* **Your goal**
The exercise calls for every entry that follows to be repeated exactly.

━━━ Information provided ━━━

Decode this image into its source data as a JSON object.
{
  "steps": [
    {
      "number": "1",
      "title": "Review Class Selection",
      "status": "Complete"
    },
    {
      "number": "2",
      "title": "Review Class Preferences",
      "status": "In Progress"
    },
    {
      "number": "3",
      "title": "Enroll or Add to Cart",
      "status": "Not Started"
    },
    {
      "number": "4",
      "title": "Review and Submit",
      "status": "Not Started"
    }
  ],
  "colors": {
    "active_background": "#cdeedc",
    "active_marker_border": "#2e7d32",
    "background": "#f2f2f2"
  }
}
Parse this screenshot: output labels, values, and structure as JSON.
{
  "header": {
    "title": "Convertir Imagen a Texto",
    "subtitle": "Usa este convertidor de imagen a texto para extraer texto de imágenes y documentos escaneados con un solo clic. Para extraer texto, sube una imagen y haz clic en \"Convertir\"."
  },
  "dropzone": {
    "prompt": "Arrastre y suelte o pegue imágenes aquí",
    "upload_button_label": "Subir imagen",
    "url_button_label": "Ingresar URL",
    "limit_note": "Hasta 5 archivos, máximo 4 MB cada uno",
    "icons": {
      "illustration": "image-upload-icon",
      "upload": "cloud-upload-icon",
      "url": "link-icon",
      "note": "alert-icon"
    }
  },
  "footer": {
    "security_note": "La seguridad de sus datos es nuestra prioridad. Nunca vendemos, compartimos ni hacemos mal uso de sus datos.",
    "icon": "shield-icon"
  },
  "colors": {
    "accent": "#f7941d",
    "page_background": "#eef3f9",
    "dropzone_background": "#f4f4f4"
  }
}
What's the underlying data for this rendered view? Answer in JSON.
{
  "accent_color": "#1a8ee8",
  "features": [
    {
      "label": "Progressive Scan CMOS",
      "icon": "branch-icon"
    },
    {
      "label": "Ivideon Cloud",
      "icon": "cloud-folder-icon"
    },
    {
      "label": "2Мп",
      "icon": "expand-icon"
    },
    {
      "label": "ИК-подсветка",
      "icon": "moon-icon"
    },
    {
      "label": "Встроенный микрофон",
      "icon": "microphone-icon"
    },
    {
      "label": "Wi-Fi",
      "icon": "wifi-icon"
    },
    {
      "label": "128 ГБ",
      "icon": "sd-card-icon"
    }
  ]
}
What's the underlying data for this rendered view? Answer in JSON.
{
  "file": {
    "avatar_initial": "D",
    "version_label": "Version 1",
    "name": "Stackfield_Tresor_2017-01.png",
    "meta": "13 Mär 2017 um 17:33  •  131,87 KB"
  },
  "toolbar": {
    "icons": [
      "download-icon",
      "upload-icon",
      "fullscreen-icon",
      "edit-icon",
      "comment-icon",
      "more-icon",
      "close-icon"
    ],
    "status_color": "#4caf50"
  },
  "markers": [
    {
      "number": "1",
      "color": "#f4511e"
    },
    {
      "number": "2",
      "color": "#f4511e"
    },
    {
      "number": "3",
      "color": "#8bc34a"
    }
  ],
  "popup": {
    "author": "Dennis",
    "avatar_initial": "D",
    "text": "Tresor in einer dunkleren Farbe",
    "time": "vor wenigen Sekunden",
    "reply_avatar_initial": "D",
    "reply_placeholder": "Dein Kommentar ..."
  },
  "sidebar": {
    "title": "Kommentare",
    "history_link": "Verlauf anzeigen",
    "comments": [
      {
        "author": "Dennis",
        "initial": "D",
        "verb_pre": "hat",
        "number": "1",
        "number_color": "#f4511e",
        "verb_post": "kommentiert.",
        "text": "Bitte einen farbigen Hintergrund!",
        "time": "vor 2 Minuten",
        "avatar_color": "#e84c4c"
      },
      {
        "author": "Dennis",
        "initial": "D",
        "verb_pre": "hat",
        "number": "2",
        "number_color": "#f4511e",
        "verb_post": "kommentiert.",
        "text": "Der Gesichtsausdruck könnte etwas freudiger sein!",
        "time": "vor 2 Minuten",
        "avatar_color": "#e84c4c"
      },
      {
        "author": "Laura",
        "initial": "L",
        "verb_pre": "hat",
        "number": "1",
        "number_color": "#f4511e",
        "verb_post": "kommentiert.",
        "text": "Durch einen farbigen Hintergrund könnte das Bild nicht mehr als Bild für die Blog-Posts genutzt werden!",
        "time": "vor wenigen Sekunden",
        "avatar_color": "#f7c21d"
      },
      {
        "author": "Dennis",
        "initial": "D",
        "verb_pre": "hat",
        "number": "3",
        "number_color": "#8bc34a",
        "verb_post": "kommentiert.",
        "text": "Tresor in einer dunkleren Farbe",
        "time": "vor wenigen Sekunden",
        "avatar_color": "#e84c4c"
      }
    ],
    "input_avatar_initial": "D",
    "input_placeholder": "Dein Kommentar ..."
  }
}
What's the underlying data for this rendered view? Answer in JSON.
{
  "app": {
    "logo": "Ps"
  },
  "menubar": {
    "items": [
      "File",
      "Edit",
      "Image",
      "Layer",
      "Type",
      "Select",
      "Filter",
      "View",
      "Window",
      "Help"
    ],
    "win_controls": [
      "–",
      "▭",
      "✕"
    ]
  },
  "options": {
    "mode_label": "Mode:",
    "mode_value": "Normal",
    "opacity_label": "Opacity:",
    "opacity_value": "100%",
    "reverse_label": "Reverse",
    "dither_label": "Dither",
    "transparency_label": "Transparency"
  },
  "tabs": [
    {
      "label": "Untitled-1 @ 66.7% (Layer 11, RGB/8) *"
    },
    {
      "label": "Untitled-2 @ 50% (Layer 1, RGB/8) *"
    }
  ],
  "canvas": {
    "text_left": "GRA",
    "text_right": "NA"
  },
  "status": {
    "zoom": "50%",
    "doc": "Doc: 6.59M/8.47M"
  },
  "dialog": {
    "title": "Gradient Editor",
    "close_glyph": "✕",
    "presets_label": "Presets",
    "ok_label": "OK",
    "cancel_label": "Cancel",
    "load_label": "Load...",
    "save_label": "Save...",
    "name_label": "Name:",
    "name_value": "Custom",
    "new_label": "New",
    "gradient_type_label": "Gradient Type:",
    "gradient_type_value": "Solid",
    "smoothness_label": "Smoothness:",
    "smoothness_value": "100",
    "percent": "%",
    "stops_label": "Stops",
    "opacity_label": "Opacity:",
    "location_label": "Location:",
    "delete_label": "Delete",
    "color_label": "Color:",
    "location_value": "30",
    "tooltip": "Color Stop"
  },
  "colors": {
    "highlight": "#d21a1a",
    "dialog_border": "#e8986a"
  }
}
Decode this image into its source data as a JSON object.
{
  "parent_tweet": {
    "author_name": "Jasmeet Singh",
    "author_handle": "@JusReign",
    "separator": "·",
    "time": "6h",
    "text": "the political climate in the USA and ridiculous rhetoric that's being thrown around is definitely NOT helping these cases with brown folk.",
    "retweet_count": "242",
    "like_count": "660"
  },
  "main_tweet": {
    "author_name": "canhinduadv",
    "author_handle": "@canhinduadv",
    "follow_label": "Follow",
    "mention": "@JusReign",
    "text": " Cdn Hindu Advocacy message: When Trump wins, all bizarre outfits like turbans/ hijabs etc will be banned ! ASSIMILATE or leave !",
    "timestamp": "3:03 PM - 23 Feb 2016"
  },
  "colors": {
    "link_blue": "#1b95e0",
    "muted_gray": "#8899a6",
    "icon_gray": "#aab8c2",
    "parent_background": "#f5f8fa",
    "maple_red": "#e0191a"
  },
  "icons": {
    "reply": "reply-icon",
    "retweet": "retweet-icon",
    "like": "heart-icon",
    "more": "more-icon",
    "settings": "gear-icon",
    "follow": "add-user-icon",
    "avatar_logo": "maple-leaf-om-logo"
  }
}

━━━

* **Reply to the task**
Decode this image into its source data as a JSON object.
{
  "steps": [
    {
      "number": "1",
      "title": "Review Class Selection",
      "status": "Complete"
    },
    {
      "number": "2",
      "title": "Review Class Preferences",
      "status": "In Progress"
    },
    {
      "number": "3",
      "title": "Enroll or Add to Cart",
      "status": "Not Started"
    },
    {
      "number": "4",
      "title": "Review and Submit",
      "status": "Not Started"
    }
  ],
  "colors": {
    "active_background": "#cdeedc",
    "active_marker_border": "#2e7d32",
    "background": "#f2f2f2"
  }
}
Parse this screenshot: output labels, values, and structure as JSON.
{
  "header": {
    "title": "Convertir Imagen a Texto",
    "subtitle": "Usa este convertidor de imagen a texto para extraer texto de imágenes y documentos escaneados con un solo clic. Para extraer texto, sube una imagen y haz clic en \"Convertir\"."
  },
  "dropzone": {
    "prompt": "Arrastre y suelte o pegue imágenes aquí",
    "upload_button_label": "Subir imagen",
    "url_button_label": "Ingresar URL",
    "limit_note": "Hasta 5 archivos, máximo 4 MB cada uno",
    "icons": {
      "illustration": "image-upload-icon",
      "upload": "cloud-upload-icon",
      "url": "link-icon",
      "note": "alert-icon"
    }
  },
  "footer": {
    "security_note": "La seguridad de sus datos es nuestra prioridad. Nunca vendemos, compartimos ni hacemos mal uso de sus datos.",
    "icon": "shield-icon"
  },
  "colors": {
    "accent": "#f7941d",
    "page_background": "#eef3f9",
    "dropzone_background": "#f4f4f4"
  }
}
What's the underlying data for this rendered view? Answer in JSON.
{
  "accent_color": "#1a8ee8",
  "features": [
    {
      "label": "Progressive Scan CMOS",
      "icon": "branch-icon"
    },
    {
      "label": "Ivideon Cloud",
      "icon": "cloud-folder-icon"
    },
    {
      "label": "2Мп",
      "icon": "expand-icon"
    },
    {
      "label": "ИК-подсветка",
      "icon": "moon-icon"
    },
    {
      "label": "Встроенный микрофон",
      "icon": "microphone-icon"
    },
    {
      "label": "Wi-Fi",
      "icon": "wifi-icon"
    },
    {
      "label": "128 ГБ",
      "icon": "sd-card-icon"
    }
  ]
}
What's the underlying data for this rendered view? Answer in JSON.
{
  "file": {
    "avatar_initial": "D",
    "version_label": "Version 1",
    "name": "Stackfield_Tresor_2017-01.png",
    "meta": "13 Mär 2017 um 17:33  •  131,87 KB"
  },
  "toolbar": {
    "icons": [
      "download-icon",
      "upload-icon",
      "fullscreen-icon",
      "edit-icon",
      "comment-icon",
      "more-icon",
      "close-icon"
    ],
    "status_color": "#4caf50"
  },
  "markers": [
    {
      "number": "1",
      "color": "#f4511e"
    },
    {
      "number": "2",
      "color": "#f4511e"
    },
    {
      "number": "3",
      "color": "#8bc34a"
    }
  ],
  "popup": {
    "author": "Dennis",
    "avatar_initial": "D",
    "text": "Tresor in einer dunkleren Farbe",
    "time": "vor wenigen Sekunden",
    "reply_avatar_initial": "D",
    "reply_placeholder": "Dein Kommentar ..."
  },
  "sidebar": {
    "title": "Kommentare",
    "history_link": "Verlauf anzeigen",
    "comments": [
      {
        "author": "Dennis",
        "initial": "D",
        "verb_pre": "hat",
        "number": "1",
        "number_color": "#f4511e",
        "verb_post": "kommentiert.",
        "text": "Bitte einen farbigen Hintergrund!",
        "time": "vor 2 Minuten",
        "avatar_color": "#e84c4c"
      },
      {
        "author": "Dennis",
        "initial": "D",
        "verb_pre": "hat",
        "number": "2",
        "number_color": "#f4511e",
        "verb_post": "kommentiert.",
        "text": "Der Gesichtsausdruck könnte etwas freudiger sein!",
        "time": "vor 2 Minuten",
        "avatar_color": "#e84c4c"
      },
      {
        "author": "Laura",
        "initial": "L",
        "verb_pre": "hat",
        "number": "1",
        "number_color": "#f4511e",
        "verb_post": "kommentiert.",
        "text": "Durch einen farbigen Hintergrund könnte das Bild nicht mehr als Bild für die Blog-Posts genutzt werden!",
        "time": "vor wenigen Sekunden",
        "avatar_color": "#f7c21d"
      },
      {
        "author": "Dennis",
        "initial": "D",
        "verb_pre": "hat",
        "number": "3",
        "number_color": "#8bc34a",
        "verb_post": "kommentiert.",
        "text": "Tresor in einer dunkleren Farbe",
        "time": "vor wenigen Sekunden",
        "avatar_color": "#e84c4c"
      }
    ],
    "input_avatar_initial": "D",
    "input_placeholder": "Dein Kommentar ..."
  }
}
What's the underlying data for this rendered view? Answer in JSON.
{
  "app": {
    "logo": "Ps"
  },
  "menubar": {
    "items": [
      "File",
      "Edit",
      "Image",
      "Layer",
      "Type",
      "Select",
      "Filter",
      "View",
      "Window",
      "Help"
    ],
    "win_controls": [
      "–",
      "▭",
      "✕"
    ]
  },
  "options": {
    "mode_label": "Mode:",
    "mode_value": "Normal",
    "opacity_label": "Opacity:",
    "opacity_value": "100%",
    "reverse_label": "Reverse",
    "dither_label": "Dither",
    "transparency_label": "Transparency"
  },
  "tabs": [
    {
      "label": "Untitled-1 @ 66.7% (Layer 11, RGB/8) *"
    },
    {
      "label": "Untitled-2 @ 50% (Layer 1, RGB/8) *"
    }
  ],
  "canvas": {
    "text_left": "GRA",
    "text_right": "NA"
  },
  "status": {
    "zoom": "50%",
    "doc": "Doc: 6.59M/8.47M"
  },
  "dialog": {
    "title": "Gradient Editor",
    "close_glyph": "✕",
    "presets_label": "Presets",
    "ok_label": "OK",
    "cancel_label": "Cancel",
    "load_label": "Load...",
    "save_label": "Save...",
    "name_label": "Name:",
    "name_value": "Custom",
    "new_label": "New",
    "gradient_type_label": "Gradient Type:",
    "gradient_type_value": "Solid",
    "smoothness_label": "Smoothness:",
    "smoothness_value": "100",
    "percent": "%",
    "stops_label": "Stops",
    "opacity_label": "Opacity:",
    "location_label": "Location:",
    "delete_label": "Delete",
    "color_label": "Color:",
    "location_value": "30",
    "tooltip": "Color Stop"
  },
  "colors": {
    "highlight": "#d21a1a",
    "dialog_border": "#e8986a"
  }
}
Decode this image into its source data as a JSON object.
{
  "parent_tweet": {
    "author_name": "Jasmeet Singh",
    "author_handle": "@JusReign",
    "separator": "·",
    "time": "6h",
    "text": "the political climate in the USA and ridiculous rhetoric that's being thrown around is definitely NOT helping these cases with brown folk.",
    "retweet_count": "242",
    "like_count": "660"
  },
  "main_tweet": {
    "author_name": "canhinduadv",
    "author_handle": "@canhinduadv",
    "follow_label": "Follow",
    "mention": "@JusReign",
    "text": " Cdn Hindu Advocacy message: When Trump wins, all bizarre outfits like turbans/ hijabs etc will be banned ! ASSIMILATE or leave !",
    "timestamp": "3:03 PM - 23 Feb 2016"
  },
  "colors": {
    "link_blue": "#1b95e0",
    "muted_gray": "#8899a6",
    "icon_gray": "#aab8c2",
    "parent_background": "#f5f8fa",
    "maple_red": "#e0191a"
  },
  "icons": {
    "reply": "reply-icon",
    "retweet": "retweet-icon",
    "like": "heart-icon",
    "more": "more-icon",
    "settings": "gear-icon",
    "follow": "add-user-icon",
    "avatar_logo": "maple-leaf-om-logo"
  }
}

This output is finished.